She spent the majority of her life bearing others burdens, never questioning why that was her lot in life, just doing it. Just being her, providing all who knew her with the gift of herself.
I am not sure I ever truly thanked her for the hours she used to listen to me, listen to my fumblings at trying to learn how to be a good wife, a good mother.
I was not of her blood, but she welcomed me from the beginning, even on those days when I felt that I was failing her....she never stopped letting me know that she loved me...that in her eyes I was special. In her eyes we were all special.
When life would get so busy that we would forget to take a breath, she would somehow with just few words, enable us to take the time to admire a clematis vine in full bloom, or the color of the autumn leaves, or the sound of a woodpecker hunting for insects in the mulberry tree. At sunset one could always find her gazing out her kitchen window reveling in its beauty. If it was especially spectacular, she would stop whatever she was doing to go outside trying to get closer, trying to take it all in. She taught us to look for the simple beauty in all the many things that make up our world.
If we took the time to observe her, we learned the art of patience. I cannot count the nights she would prepare dinner for her farmer husband and grandson, then set it in the oven to stay warm, the hours of solitaire, the hours of gin rummy we used to play, while waiting for our men to come in from the field at 11:00 or midnight, she always waited, we ate when they ate, our work was done when their work was done.Those many long evenings, as we waited, playing cards, talking, she gave me the gift of her wisdom, the gift of doing small things to show our love.
She loved all things beautiful, and worked very hard to bring that beauty into her home, into her life, into her soul.
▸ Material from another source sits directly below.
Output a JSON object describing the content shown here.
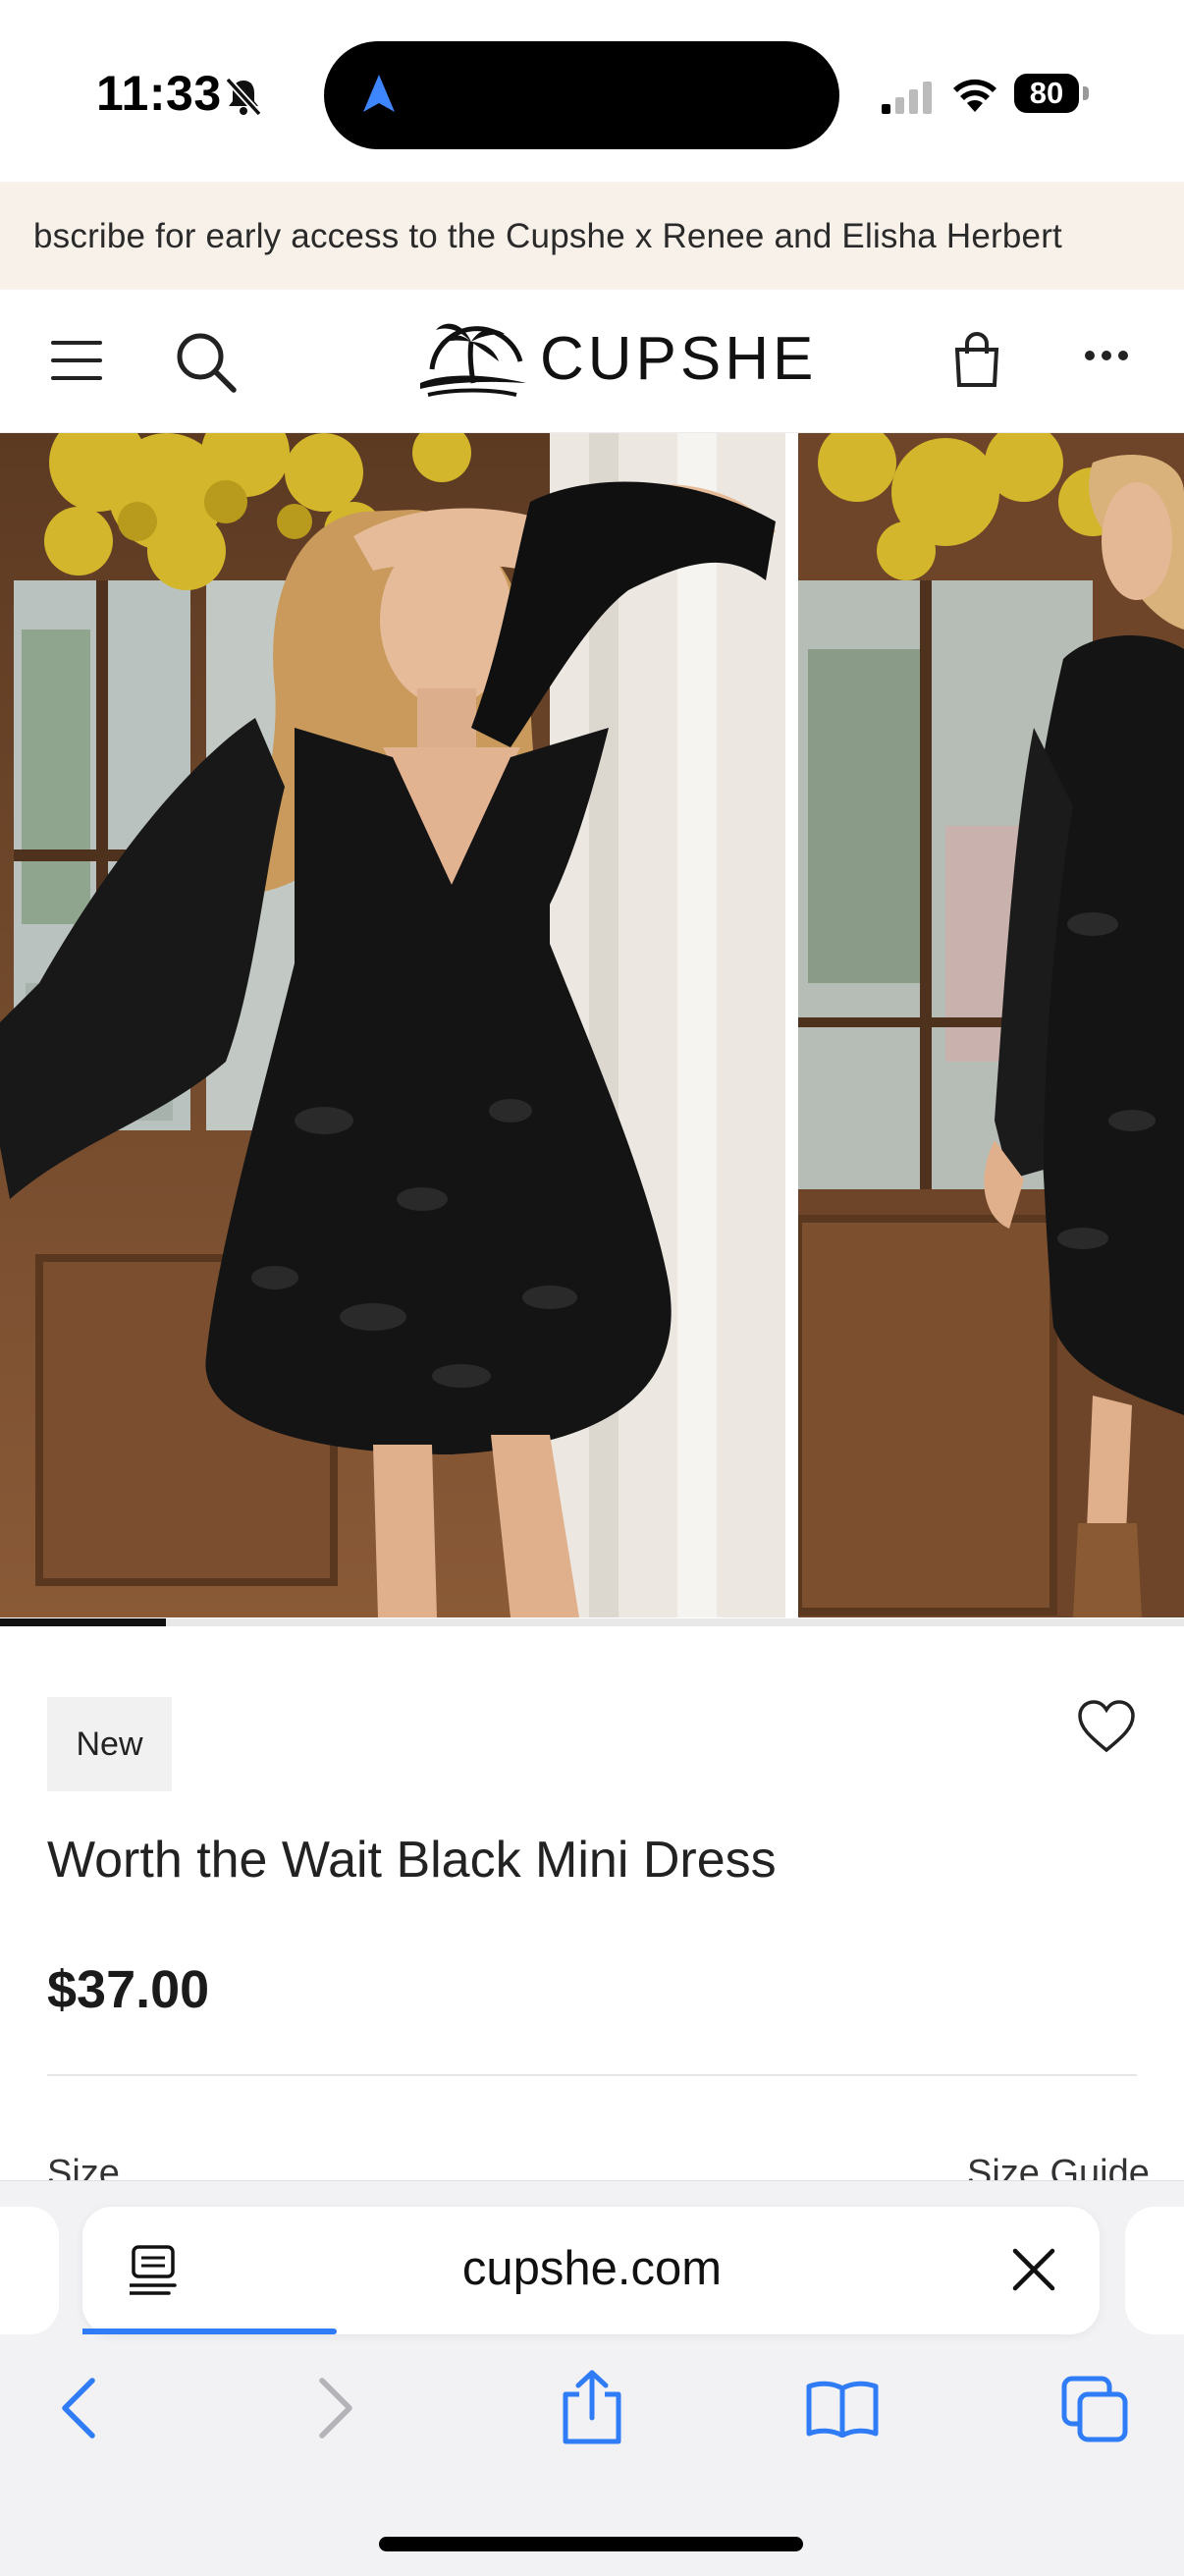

In doing so, she brought that beauty to us all.
She taught her family the value of hard work, the luxury of a dinner table laden with good food, and filled with conversation and laughter.
In the 28 years I knew her, I only heard her raise her voice twice, in both instances the person who gathered her ire, had pushed her beyond a point no other person could bear.
For years I used the serenity prayer as my daily chant, to get me through the day, or an hour of a day. But in reality she was my serenity, just being in her presence could calm me, bring a peace to my soul, allow me to know that life has those moments when you think you can take no more, but that if you dig down deep within yourself, you will always find that you can take more, that you will survive, that life will be good again, maybe even better. That from all things bad, something good will come.
Our anchor is gone, but she will live on in the memories of those whose lives she touched, of all those she loved and loved her.
I am just not ready yet, I am unable to say goodbye, I am unable to envision our lives without her. I know that someday I will, but tonight, tomorrow, next month I can't do it, not yet, I am not ready for her to be gone.